A lot of us have feet and a lot of us wear socks, or even more precisely, people who have feet wear socks. Socks are everywhere, they are made by billions, sold by packs and thrown away by tons. If you are reading this article, you probably have a pair of socks. Maybe on your feet, maybe in your drawer or lying under your bed, but you probably got a pair somewhere. Nobody counts socks these days, we use them, we dispose of them, we buy some more. But take a closer look at them, socks are not a simple conception. They need to be elastic, snug, tubular, in many cases warm, sturdy and hopefully cheap. And where did they come from? Who invented them? And why do they magically disappear inside of a washing machine?

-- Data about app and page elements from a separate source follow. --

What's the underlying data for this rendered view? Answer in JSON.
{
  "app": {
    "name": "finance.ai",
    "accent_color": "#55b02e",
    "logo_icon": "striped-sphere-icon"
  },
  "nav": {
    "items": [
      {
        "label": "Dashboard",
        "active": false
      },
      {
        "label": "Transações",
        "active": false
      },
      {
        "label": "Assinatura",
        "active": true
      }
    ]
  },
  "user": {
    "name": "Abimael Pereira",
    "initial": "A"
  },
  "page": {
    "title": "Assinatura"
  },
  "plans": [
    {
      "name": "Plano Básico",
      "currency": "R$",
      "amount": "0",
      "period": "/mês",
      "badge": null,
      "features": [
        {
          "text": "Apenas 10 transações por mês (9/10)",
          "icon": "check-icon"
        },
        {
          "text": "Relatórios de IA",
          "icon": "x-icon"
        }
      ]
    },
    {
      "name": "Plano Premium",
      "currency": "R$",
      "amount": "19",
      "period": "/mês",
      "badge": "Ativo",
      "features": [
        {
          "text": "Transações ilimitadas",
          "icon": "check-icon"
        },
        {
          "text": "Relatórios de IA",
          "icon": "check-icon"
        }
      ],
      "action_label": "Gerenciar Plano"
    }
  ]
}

To tell you the truth, we can only answer the first question. Some form of socks served humans as long as homosapien walked the planet we call Earth. Cavemen wrapped their feet in leather and leaves, if you can call those wrappings socks. The Ancient Greeks were more advanced and wore socks called “piloi” and made them out of tangled animal hair, so in some sense you can identify them as early Uggs. The Romans, not to be outdone by pesky Greeks, wore “udone”, nicely fitted socks made out of simple cloth.
But we are more interested in knitted socks, as they are the first true form of socks, at least in my mind. We cannot be exactly sure who made the first knitted socks, as materials for knitting does not survive for too long, but the earliest ever found are originated from Oxyrhynchus in Egypt and dated all the way back to somewhere between 300 and 500 AD. And they were a nice pair, bright red with separated toes to wear sandals. You can still find them at Victoria and Albert museum, if you wish to look at old socks.
Now, the first cottons socks, as in knitted from cotton, were once again found in Egypt, it seems like those Egyptians really like them socks. The coolest feature for those feet warmers was a detachable and replaceable heel. Got a hole? No worry, chuck your heel and get a new one.
Europe was not far behind and by 1000 AD. socks became somewhat of a symbol of wealth and nobility. But those were not just any socks, but rather stockings, long socks that went all the way up men’s, yes, real men wear stocking, legs. At some stage they actually were integrated into pants, but soon gained their independence for a simple reason that you want to change your socks much more often than your pants.
Then came 1589 and one English chap named William Lee invented the knitting loom, and suddenly socks could be made cheaply and quickly. William tried to get his invention patented by Queen Elizabeth herself, but she turned it down as she found his socks crude and ugly. On other hand, King Henry IV, the ruler of good old France, loved the idea and was ready to give William all the support he needed. The loom moved to Rouen and soon migrated all over Europe. Socks became better fitting, more colourful and easily accessible by less fortunate. Well, at least woollen socks, silk was reserved for those damn aristocrats.
Time kept on slipping and over the following centuries socks changes styles, sizes and appearances. In the 16th century cotton became the preferred material for socks and feet became less sweaty. By the 19th century most socks were produced on looms and hand knitted socks went out of fashion, unless they were knitted by your grandma of course.
And then the most incredible thing in socks history had happened, in 1938 nylon was invented. Nylon is strong, stretchy, light and, at least now, cheap. Blend it with wool or cotton and bam! You got yourself the best fitting socks. You simply cannot argue with that. Then came other materials like polyester, spandex, and everything in between, but nylon socks are still the most popular feet huggers.
Over the last century socks pizzazz became quite tame, mostly black or brown in shade, but by the 90s colours came back in force, and today I own a pair of socks with cute pugs on them. Now there are all types of socks — long, short, colourless, colourful and transparent. Socks with a separate compartment for each toe, sport socks, hiking socks, work socks and fun socks. Some people even wear socks with crocs, but we do not like to talk about those weirdos. What socks do you like to wear?